This could not have been replaced if it had been destroyed in a bombing raid. There would have been no one with the knowledge of the watchmaker’s craft to rebuild it.
The same thing applies to every inch of Prague. Not rebuilt, never obliterated. The city consists of layers and layers of authentic, intact artifacts from past centuries that stare back at you from virtually everywhere you look. Beyond what you can see, you can feel the sense of continuity going back centuries.
Prague preserves architectural styles that swept through over the centuries: Romanesque, Gothic, Renaissance, Baroque, Rococo, Neoclassical, Art Nouveau, Art Deco, Cubism and Brutalism, on to the present day. The countryside is similarly well preserved. This country the size of South Carolina has 12 UNESCO World Heritage sites.
There are way too many things to say about the Czech Republic. One highlight comes to mind: I saw the most amazing castles in Czech Republic that I have ever seen. They reminded me of the castles portrayed in Disney fantasy movies. But as opulent as the cartoon castles appeared, the real ones are even more extravagant, with amazing architectural grace and elegance.
The most notable is Prague Castle, whose Gothic towers stand high over the city. Dating from the 9th century, it has been the home of kings of Bohemia and emperors of the Holy Roman Empire. It’s the largest castle complex in the world, measuring some 750,000 square feet in area.
The State Castle at Český Krumlov rivals Prague Castle as a spectacle. With 40 buildings clustered around five castle courtyards, and a castle park of 17 acres, it’s one of the largest castles of Central Europe.
The Hluboká Castle in the town of Hluboká nad Vltavou is a perfect fairy tale castle. It was built in the 13th century and has been rebuilt many times since, incorporating various styles such as Renaissance and Baroque and finally coming to its present neo-Gothic appearance in the 19th century. The appearance of the castle, with crenelated towers that look like chess pieces, transports the imagination to a long-lost world.
The Czech Republic’s recent history is just as compelling. The Velvet Revolution in 1989, led by the Czech poet Vaclav Havel, was a stunning event in which the small country stood up to the mighty Soviet Empire and prevailed.
The John Lennon Wall in Prague is a spontaneously-created, unofficial tribute to the musician. It’s touching to see how Praguians saw him as a symbol of freedom during the oppressive period of Soviet occupation.

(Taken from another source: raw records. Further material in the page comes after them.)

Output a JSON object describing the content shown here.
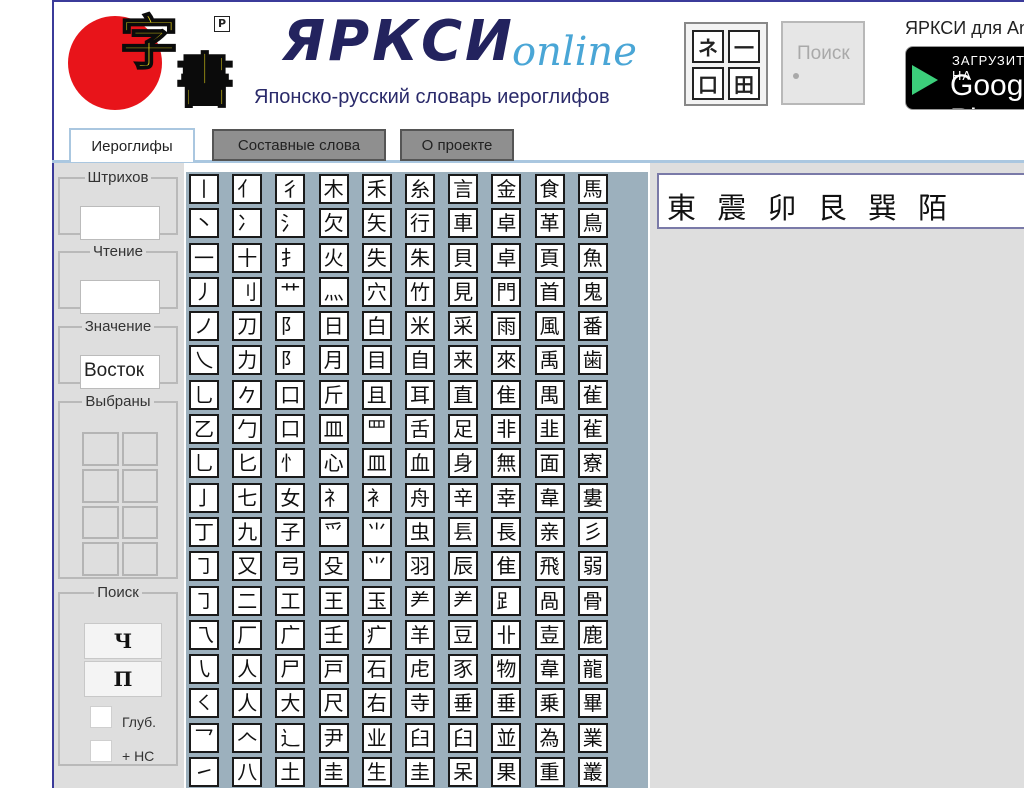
{
  "header": {
    "logo_kanji_1": "字",
    "logo_kanji_2": "書",
    "logo_mark": "P",
    "title": "ЯРКСИ",
    "title_suffix": "online",
    "subtitle": "Японско-русский словарь иероглифов",
    "kanji_input_button": [
      "ネ",
      "一",
      "口",
      "田"
    ],
    "search_button_label": "Поиск",
    "promo_text": "ЯРКСИ для Android",
    "gplay_small": "ЗАГРУЗИТЕ НА",
    "gplay_big": "Google Play"
  },
  "tabs": [
    {
      "label": "Иероглифы",
      "active": true
    },
    {
      "label": "Составные слова",
      "active": false
    },
    {
      "label": "О проекте",
      "active": false
    }
  ],
  "left_panel": {
    "strokes_legend": "Штрихов",
    "strokes_value": "",
    "reading_legend": "Чтение",
    "reading_value": "",
    "meaning_legend": "Значение",
    "meaning_value": "Восток",
    "selected_legend": "Выбраны",
    "search_legend": "Поиск",
    "search_button_1": "Ч",
    "search_button_2": "П",
    "checkbox_deep_label": "Глуб.",
    "checkbox_ns_label": "+ НС"
  },
  "radicals": [
    [
      "丨",
      "亻",
      "彳",
      "木",
      "禾",
      "糸",
      "言",
      "金",
      "食",
      "馬"
    ],
    [
      "丶",
      "冫",
      "氵",
      "欠",
      "矢",
      "行",
      "車",
      "卓",
      "革",
      "鳥"
    ],
    [
      "一",
      "十",
      "扌",
      "火",
      "失",
      "朱",
      "貝",
      "卓",
      "頁",
      "魚"
    ],
    [
      "丿",
      "刂",
      "艹",
      "灬",
      "穴",
      "竹",
      "見",
      "門",
      "首",
      "鬼"
    ],
    [
      "ノ",
      "刀",
      "阝",
      "日",
      "白",
      "米",
      "采",
      "雨",
      "風",
      "番"
    ],
    [
      "乀",
      "力",
      "阝",
      "月",
      "目",
      "自",
      "来",
      "來",
      "禹",
      "歯"
    ],
    [
      "乚",
      "𠂊",
      "口",
      "斤",
      "且",
      "耳",
      "直",
      "隹",
      "禺",
      "雈"
    ],
    [
      "乙",
      "勹",
      "口",
      "皿",
      "罒",
      "舌",
      "足",
      "非",
      "韭",
      "雈"
    ],
    [
      "乚",
      "匕",
      "忄",
      "心",
      "皿",
      "血",
      "身",
      "無",
      "面",
      "寮"
    ],
    [
      "亅",
      "七",
      "女",
      "礻",
      "衤",
      "舟",
      "辛",
      "幸",
      "韋",
      "婁"
    ],
    [
      "丁",
      "九",
      "子",
      "爫",
      "⺌",
      "虫",
      "镸",
      "長",
      "亲",
      "彡"
    ],
    [
      "㇆",
      "又",
      "弓",
      "殳",
      "⺌",
      "羽",
      "辰",
      "隹",
      "飛",
      "弱"
    ],
    [
      "㇆",
      "二",
      "工",
      "王",
      "玉",
      "⺶",
      "⺶",
      "⻊",
      "咼",
      "骨"
    ],
    [
      "乁",
      "厂",
      "广",
      "壬",
      "疒",
      "羊",
      "豆",
      "卝",
      "壴",
      "鹿"
    ],
    [
      "㇂",
      "人",
      "尸",
      "戸",
      "石",
      "虍",
      "豕",
      "物",
      "韋",
      "龍"
    ],
    [
      "㇛",
      "人",
      "大",
      "尺",
      "右",
      "寺",
      "垂",
      "垂",
      "乗",
      "畢"
    ],
    [
      "乛",
      "𠆢",
      "辶",
      "尹",
      "业",
      "臼",
      "臼",
      "並",
      "為",
      "業"
    ],
    [
      "㇀",
      "八",
      "土",
      "圭",
      "生",
      "圭",
      "呆",
      "果",
      "重",
      "叢"
    ]
  ],
  "results": {
    "kanji": "東 震 卯 艮 巽 陌"
  }
}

There is so much more to say about the Czech Republic. Kafka. Kundera. Dvorak. Did you know Freud was born in Moravia? And Czech writer Karel Čapek created the robot. Time and words are inadequate. Go for yourself and you’ll see what I mean.
Your humble reporter,